= What this task involves =
Pull each line holding "Pente" out of the entries below.

= Records provided =

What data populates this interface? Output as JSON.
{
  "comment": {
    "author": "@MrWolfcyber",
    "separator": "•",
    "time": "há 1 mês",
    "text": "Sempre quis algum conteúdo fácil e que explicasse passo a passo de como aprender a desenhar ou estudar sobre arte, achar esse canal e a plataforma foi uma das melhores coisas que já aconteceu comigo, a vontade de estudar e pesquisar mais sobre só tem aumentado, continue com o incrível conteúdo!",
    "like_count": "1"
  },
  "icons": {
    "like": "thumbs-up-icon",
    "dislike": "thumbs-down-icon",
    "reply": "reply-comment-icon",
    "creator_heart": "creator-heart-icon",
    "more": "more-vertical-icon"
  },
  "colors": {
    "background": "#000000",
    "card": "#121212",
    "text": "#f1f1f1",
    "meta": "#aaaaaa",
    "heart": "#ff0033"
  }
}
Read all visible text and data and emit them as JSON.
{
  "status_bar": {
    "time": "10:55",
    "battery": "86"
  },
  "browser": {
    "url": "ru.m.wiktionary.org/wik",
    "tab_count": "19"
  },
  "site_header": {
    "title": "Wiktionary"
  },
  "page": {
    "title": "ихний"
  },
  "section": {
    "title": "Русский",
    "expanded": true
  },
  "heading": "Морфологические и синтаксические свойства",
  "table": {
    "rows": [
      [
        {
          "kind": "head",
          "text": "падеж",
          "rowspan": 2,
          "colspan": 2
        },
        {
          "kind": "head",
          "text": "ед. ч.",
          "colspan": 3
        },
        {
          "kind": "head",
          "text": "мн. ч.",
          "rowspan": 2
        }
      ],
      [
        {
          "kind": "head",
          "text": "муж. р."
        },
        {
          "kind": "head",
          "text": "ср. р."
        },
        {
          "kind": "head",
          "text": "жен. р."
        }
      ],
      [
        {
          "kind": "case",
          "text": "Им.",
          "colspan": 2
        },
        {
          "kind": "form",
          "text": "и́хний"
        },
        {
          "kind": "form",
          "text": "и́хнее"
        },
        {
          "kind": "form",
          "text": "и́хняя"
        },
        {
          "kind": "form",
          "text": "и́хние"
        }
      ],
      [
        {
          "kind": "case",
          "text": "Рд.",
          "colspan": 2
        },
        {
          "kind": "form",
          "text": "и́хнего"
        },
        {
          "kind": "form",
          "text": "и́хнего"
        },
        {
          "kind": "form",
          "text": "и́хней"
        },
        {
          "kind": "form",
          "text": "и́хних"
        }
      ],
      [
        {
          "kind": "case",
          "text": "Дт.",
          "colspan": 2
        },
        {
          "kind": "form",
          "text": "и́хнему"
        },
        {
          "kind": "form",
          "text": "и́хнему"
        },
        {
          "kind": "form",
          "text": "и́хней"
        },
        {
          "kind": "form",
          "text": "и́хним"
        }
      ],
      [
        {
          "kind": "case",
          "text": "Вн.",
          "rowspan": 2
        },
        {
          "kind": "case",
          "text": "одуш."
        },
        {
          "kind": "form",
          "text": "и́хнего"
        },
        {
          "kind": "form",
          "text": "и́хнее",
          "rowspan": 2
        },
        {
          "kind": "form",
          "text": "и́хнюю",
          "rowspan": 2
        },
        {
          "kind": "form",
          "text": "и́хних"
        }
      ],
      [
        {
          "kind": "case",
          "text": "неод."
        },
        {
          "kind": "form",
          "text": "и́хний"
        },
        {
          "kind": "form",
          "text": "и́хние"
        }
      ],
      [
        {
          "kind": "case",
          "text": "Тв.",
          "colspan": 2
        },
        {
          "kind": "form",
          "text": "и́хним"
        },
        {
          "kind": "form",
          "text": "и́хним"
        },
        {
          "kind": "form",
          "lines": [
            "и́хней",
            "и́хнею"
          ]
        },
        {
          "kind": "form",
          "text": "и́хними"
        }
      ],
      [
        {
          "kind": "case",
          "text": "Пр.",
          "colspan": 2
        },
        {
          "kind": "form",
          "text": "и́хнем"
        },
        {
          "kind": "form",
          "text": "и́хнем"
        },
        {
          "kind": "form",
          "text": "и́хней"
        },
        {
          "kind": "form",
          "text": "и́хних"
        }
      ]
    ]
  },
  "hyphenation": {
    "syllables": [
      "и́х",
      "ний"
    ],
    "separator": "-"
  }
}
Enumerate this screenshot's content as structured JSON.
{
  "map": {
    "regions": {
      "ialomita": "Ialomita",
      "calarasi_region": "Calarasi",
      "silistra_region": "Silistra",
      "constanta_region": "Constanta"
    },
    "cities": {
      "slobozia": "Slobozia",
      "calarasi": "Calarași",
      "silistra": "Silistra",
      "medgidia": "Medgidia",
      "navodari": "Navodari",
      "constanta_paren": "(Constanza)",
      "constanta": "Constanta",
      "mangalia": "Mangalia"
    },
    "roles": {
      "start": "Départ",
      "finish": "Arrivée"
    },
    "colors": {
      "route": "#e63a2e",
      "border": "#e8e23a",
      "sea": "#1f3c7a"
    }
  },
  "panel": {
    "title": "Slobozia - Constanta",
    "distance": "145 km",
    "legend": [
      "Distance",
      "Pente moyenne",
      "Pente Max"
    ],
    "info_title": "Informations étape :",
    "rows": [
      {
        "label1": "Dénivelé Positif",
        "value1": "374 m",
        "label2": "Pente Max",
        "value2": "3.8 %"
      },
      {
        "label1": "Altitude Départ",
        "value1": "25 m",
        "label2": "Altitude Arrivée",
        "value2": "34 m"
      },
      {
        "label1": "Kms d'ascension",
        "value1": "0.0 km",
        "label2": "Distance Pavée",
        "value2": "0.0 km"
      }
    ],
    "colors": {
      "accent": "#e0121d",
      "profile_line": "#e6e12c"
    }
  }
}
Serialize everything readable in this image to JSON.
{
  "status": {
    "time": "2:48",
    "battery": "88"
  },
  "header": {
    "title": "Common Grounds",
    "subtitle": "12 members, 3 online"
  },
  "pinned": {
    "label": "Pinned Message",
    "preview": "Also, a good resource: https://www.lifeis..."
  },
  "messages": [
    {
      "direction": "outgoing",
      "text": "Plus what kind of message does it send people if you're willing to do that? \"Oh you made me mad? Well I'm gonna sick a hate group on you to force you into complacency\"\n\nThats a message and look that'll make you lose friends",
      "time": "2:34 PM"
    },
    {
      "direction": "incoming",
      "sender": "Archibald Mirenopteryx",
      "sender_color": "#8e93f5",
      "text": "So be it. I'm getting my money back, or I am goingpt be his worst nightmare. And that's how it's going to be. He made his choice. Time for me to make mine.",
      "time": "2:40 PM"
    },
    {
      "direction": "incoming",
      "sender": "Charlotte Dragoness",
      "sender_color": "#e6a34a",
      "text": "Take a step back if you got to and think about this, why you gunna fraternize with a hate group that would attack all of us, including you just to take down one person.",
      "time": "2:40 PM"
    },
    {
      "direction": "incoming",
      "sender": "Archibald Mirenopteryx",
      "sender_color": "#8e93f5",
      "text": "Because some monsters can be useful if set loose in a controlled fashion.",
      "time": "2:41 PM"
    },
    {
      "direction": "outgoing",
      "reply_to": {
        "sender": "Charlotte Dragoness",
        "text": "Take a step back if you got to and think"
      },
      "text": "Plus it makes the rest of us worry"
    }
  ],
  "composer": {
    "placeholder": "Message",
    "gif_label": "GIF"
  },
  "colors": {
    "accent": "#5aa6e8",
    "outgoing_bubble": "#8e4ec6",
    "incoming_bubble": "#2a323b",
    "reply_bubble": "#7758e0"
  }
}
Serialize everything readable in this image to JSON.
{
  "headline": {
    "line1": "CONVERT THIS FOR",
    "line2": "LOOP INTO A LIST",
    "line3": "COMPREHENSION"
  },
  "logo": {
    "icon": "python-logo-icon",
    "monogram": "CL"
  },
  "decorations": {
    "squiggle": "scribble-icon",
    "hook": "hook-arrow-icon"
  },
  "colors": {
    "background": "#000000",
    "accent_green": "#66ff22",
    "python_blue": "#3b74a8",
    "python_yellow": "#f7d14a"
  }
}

= Response for this exercise =
      "Pente moyenne",
      "Pente Max"
        "label2": "Pente Max",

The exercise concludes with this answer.